▸ TASK OBJECTIVE:
Repeat the entries below exactly as they appear, with no pictures.

_ _ _ _ _ _ _

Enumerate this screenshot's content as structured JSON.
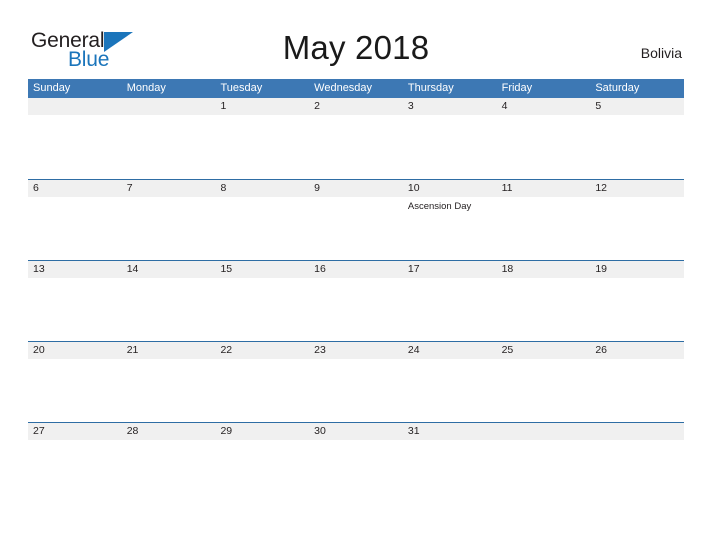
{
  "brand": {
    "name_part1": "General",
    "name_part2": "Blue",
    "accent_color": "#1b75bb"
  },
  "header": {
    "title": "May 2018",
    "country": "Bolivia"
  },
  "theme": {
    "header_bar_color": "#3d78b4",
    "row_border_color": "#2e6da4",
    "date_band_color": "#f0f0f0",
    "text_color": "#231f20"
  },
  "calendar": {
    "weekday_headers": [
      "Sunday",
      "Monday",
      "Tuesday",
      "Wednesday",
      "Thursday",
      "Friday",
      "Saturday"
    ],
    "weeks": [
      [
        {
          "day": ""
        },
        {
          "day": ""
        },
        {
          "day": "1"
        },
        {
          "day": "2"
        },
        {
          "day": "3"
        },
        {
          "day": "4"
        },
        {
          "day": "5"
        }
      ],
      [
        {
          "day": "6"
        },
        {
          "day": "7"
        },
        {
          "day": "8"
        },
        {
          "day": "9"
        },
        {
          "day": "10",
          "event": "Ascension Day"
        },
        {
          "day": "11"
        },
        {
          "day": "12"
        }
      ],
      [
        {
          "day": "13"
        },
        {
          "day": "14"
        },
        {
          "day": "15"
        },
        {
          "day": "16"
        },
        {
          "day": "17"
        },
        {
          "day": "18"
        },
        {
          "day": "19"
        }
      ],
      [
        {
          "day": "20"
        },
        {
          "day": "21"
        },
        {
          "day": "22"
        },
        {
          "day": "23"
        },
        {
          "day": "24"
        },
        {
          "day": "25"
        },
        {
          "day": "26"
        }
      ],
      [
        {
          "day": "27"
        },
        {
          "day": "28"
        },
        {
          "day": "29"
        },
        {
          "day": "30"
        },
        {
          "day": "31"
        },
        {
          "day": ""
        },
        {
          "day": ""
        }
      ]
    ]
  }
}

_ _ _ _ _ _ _

▸ EXERCISE ANSWER:
Enumerate this screenshot's content as structured JSON.
{
  "brand": {
    "name_part1": "General",
    "name_part2": "Blue",
    "accent_color": "#1b75bb"
  },
  "header": {
    "title": "May 2018",
    "country": "Bolivia"
  },
  "theme": {
    "header_bar_color": "#3d78b4",
    "row_border_color": "#2e6da4",
    "date_band_color": "#f0f0f0",
    "text_color": "#231f20"
  },
  "calendar": {
    "weekday_headers": [
      "Sunday",
      "Monday",
      "Tuesday",
      "Wednesday",
      "Thursday",
      "Friday",
      "Saturday"
    ],
    "weeks": [
      [
        {
          "day": ""
        },
        {
          "day": ""
        },
        {
          "day": "1"
        },
        {
          "day": "2"
        },
        {
          "day": "3"
        },
        {
          "day": "4"
        },
        {
          "day": "5"
        }
      ],
      [
        {
          "day": "6"
        },
        {
          "day": "7"
        },
        {
          "day": "8"
        },
        {
          "day": "9"
        },
        {
          "day": "10",
          "event": "Ascension Day"
        },
        {
          "day": "11"
        },
        {
          "day": "12"
        }
      ],
      [
        {
          "day": "13"
        },
        {
          "day": "14"
        },
        {
          "day": "15"
        },
        {
          "day": "16"
        },
        {
          "day": "17"
        },
        {
          "day": "18"
        },
        {
          "day": "19"
        }
      ],
      [
        {
          "day": "20"
        },
        {
          "day": "21"
        },
        {
          "day": "22"
        },
        {
          "day": "23"
        },
        {
          "day": "24"
        },
        {
          "day": "25"
        },
        {
          "day": "26"
        }
      ],
      [
        {
          "day": "27"
        },
        {
          "day": "28"
        },
        {
          "day": "29"
        },
        {
          "day": "30"
        },
        {
          "day": "31"
        },
        {
          "day": ""
        },
        {
          "day": ""
        }
      ]
    ]
  }
}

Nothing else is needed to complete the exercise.